John Carpenter had introduced us to Halloween and Michael Myers. In Prince Of Darkness however he introduced us to true terror. This movie is a change in direction for Carpenter, not a slasher or creature feature horror flick. Prince Of Darkness is a supernatural-apocalyptic nightmare which stems from a vial found in the cellar of an old church by a priest played by Donald Pleasence. It turns out the vial contains a liquid which broadcasts messages and is believed to be the manifestation of Satan himself. Prince of Darkness is very imaginative, surprising audiences with its disturbing, bleak finale.
#9. Hellbound: Hellraiser II (1988)
“We have eternity to know your flesh!” – Pinhead
Clive Barker brought a new character and a new idea of horror into our lives. Following on from the original released a year before, Hellbound takes the audience further into a horrific and torture-ridden dimension. The story surrounds the idea of a box which opens a gateway between our world and hell, unleashing demons or Cenobites, of which the iconic Pinhead is the one who leads the charge. This outranks the first movie on the basis of more detail and more gore while remaining strong as a stand-alone movie.
#10. Pet Sematary (1989)
We’re closing out the 80s as it started, on a movie based on a Stephen King novel. This was rebooted this year three decades after its original outing. However, in the 1989 original, King himself wrote the screenplay, delivering an inventive and imaginative horror film about the human soul. An old Indian burial ground is the site where dead pets can be buried and miraculously come back to life. However, it’s not until a human is buried there that the audience learns how things do not completely return from the dead.
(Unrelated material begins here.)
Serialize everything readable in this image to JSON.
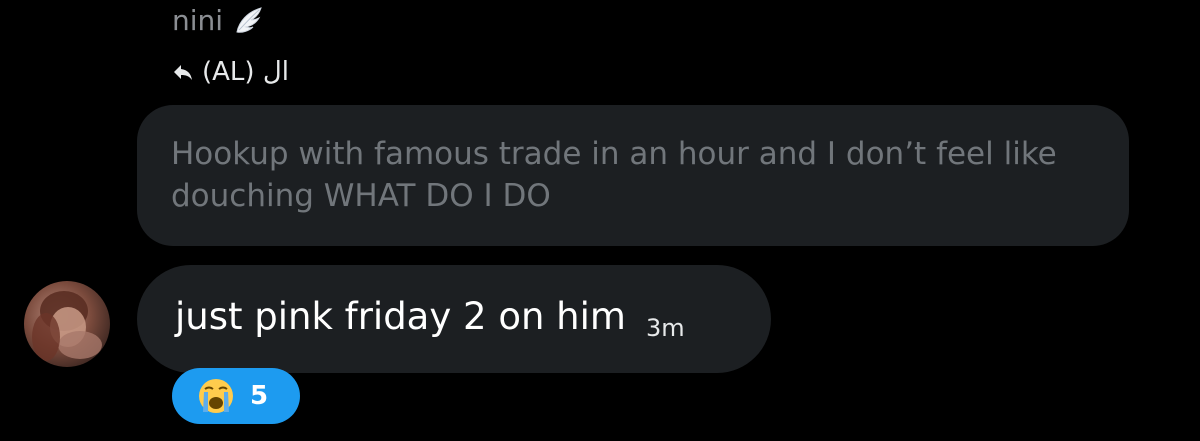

Stylish, inventive and downright creepy, Pet Sematary still holds strong shock factor with its final twist sending a final jolt of terror straight into the nervous system.
Also Worthy Of A Mention;
The Fog (1980)
An American Werewolf In London (1981)
The Thing (1982)
Children Of The Corn (1984)
Fright Night (1985)
From Beyond (1986)
Evil Dead 2 (1987)
They Live (1988)